In order to cover up the nature of his shipments and to avoid detection from governmental inspection authorities, Sanchez would falsely label each shipment. Sanchez would refer to living marine organisms as “pet supplies,” “aquarium supplies,” “LED lights,” or similar inanimate objects on shipping labels and invoices. At times, he used a fake name to cover his actions.
From January 2013 to March 2016, Sanchez sent or caused to be sent at least 130 shipments of falsely labeled marine species that were illegally harvested in the waters of Puerto Rico. While there is some variation in the price of Ricordea depending on coloration, size, and other factors, the retail value of Ricordea shipped by Sanchez typically ranges from $25 to $50 per item. From on or about Jan. 7, 2013, through on or about March 16, 2016, the retail value of the falsely labeled and/or unlawfully harvested marine invertebrates shipped personally by Sanchez or on his behalf with his knowledge, was at least $800,000.
In addition to the prison time, Sanchez was sentenced to a supervised release term of two years and 120 hours of community service. The court also banned Sanchez from collecting or procuring marine life, shipping marine life off-island and scuba diving and snorkeling in Puerto Rico.
To view pictures of the seized coral, click here: https://www.justice.gov/opa/press-release/file/992481/download.
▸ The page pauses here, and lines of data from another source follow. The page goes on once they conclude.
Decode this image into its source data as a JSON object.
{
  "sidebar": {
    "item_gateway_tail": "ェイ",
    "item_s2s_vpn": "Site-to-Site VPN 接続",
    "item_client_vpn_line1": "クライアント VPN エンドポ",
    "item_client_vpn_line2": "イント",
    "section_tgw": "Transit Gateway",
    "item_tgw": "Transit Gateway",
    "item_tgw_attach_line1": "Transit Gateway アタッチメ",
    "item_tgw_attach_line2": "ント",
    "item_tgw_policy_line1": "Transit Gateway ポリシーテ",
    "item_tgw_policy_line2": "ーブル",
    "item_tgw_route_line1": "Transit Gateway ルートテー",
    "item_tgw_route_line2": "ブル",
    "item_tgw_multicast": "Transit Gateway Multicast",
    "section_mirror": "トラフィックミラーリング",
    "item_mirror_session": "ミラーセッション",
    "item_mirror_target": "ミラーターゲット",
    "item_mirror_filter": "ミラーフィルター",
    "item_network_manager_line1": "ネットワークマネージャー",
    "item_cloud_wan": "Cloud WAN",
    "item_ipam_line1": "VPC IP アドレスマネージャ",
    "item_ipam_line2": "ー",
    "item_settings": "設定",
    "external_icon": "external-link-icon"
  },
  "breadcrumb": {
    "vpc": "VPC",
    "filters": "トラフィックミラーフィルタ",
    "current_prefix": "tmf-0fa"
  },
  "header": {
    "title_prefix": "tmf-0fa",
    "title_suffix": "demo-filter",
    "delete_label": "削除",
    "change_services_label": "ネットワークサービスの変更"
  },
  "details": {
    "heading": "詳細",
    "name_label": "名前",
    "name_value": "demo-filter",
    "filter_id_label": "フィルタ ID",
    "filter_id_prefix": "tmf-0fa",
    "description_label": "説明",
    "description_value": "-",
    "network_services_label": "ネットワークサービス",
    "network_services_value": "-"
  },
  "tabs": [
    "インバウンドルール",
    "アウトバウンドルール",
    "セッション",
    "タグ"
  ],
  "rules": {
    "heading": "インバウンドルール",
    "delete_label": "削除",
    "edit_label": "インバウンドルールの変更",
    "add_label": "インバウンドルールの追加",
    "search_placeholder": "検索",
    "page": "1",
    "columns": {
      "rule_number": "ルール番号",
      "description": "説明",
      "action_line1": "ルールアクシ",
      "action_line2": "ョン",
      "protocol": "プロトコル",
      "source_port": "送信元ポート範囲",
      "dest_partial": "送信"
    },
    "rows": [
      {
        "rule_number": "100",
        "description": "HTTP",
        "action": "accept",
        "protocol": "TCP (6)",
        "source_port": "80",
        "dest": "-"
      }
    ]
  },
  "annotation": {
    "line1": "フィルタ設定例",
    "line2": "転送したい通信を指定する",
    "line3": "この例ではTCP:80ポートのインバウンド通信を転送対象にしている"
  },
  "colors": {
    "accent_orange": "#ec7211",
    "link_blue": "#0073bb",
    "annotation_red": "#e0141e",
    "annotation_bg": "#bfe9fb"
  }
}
This case was investigated as part of Operation Rock Bottom and Operation Borinquen Chisel by Special Agents of the U.S. Fish and Wildlife Service and the National Oceanic and Atmospheric Administration with support from the USFWS Inspectors. The case is being prosecuted by Christopher L. Hale of the Justice Department’s Environmental Crimes Section along with Assistant U.S. Attorney Carmen Marquez of the U.S. Attorney’s Office for the District of Puerto Rico.